◆ DIRECTIONS:
Check the records below line by line for the string "formula". Give the number of lines that contain it and nothing else.
Segment Start: RAW DATA
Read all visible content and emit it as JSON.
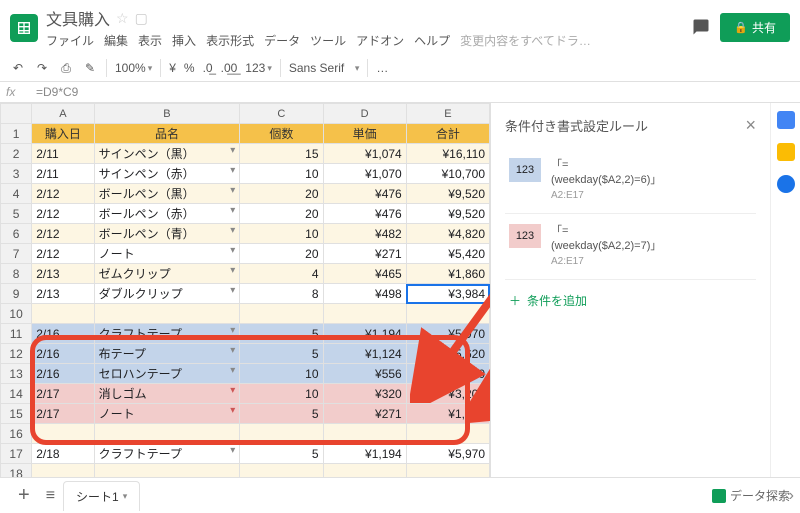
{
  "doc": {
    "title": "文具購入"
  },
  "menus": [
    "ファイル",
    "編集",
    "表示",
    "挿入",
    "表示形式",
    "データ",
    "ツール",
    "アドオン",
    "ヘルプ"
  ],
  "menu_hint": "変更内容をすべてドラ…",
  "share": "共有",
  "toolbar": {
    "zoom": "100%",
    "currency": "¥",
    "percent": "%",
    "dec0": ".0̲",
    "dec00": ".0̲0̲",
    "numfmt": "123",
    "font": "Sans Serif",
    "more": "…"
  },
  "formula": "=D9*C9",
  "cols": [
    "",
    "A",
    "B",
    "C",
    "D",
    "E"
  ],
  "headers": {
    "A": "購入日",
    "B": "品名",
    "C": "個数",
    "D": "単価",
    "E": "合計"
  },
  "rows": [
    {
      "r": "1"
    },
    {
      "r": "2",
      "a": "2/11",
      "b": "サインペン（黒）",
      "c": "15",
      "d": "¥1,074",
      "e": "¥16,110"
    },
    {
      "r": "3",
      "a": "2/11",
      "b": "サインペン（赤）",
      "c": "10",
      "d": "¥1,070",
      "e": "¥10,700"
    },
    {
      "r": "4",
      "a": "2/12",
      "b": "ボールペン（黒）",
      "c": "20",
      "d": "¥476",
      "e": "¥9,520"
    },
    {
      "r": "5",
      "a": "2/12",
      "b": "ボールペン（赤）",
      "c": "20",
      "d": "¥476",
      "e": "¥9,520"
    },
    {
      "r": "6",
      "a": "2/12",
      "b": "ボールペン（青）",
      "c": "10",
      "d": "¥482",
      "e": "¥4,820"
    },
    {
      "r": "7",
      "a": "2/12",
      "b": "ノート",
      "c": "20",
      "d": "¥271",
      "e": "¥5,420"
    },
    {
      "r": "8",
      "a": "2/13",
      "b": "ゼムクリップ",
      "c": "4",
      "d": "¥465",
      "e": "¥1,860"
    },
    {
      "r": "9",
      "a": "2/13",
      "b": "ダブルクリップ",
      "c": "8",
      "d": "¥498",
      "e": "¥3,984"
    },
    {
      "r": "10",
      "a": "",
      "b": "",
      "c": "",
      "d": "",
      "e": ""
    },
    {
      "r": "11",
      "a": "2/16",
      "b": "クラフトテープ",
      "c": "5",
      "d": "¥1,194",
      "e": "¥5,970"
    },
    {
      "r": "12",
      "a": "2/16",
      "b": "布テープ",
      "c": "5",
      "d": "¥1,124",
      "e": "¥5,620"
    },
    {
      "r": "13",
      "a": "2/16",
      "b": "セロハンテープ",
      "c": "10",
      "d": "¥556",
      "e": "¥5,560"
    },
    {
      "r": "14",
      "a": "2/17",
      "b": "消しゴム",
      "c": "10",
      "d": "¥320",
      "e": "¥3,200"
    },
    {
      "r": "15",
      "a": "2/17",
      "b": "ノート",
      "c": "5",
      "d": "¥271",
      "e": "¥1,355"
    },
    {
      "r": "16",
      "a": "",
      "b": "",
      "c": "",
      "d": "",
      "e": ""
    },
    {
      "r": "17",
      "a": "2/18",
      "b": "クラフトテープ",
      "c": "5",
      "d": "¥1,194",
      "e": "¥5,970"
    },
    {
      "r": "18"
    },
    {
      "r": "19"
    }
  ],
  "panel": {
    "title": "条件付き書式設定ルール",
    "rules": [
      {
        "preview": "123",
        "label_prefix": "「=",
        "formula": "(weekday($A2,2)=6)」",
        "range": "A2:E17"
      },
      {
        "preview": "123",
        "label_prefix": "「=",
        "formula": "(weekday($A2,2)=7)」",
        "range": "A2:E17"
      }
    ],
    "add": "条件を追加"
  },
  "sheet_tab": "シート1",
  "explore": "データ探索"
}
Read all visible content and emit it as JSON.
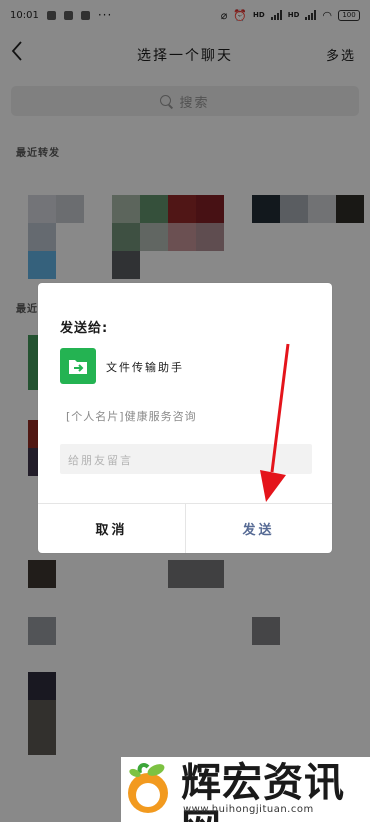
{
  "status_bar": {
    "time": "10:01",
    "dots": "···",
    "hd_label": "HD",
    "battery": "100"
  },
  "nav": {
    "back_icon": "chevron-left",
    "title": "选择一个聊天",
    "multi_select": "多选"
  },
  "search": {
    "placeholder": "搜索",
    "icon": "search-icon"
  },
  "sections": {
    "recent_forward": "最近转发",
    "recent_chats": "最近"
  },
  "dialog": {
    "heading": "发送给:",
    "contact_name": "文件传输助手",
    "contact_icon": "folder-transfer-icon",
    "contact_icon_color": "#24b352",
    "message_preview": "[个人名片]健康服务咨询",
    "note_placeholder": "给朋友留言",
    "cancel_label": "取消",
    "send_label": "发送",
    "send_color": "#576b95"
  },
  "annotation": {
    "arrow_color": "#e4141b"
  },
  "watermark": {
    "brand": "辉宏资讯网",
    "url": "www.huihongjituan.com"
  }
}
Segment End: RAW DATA
◆ ANSWER TO THE EXERCISE:
3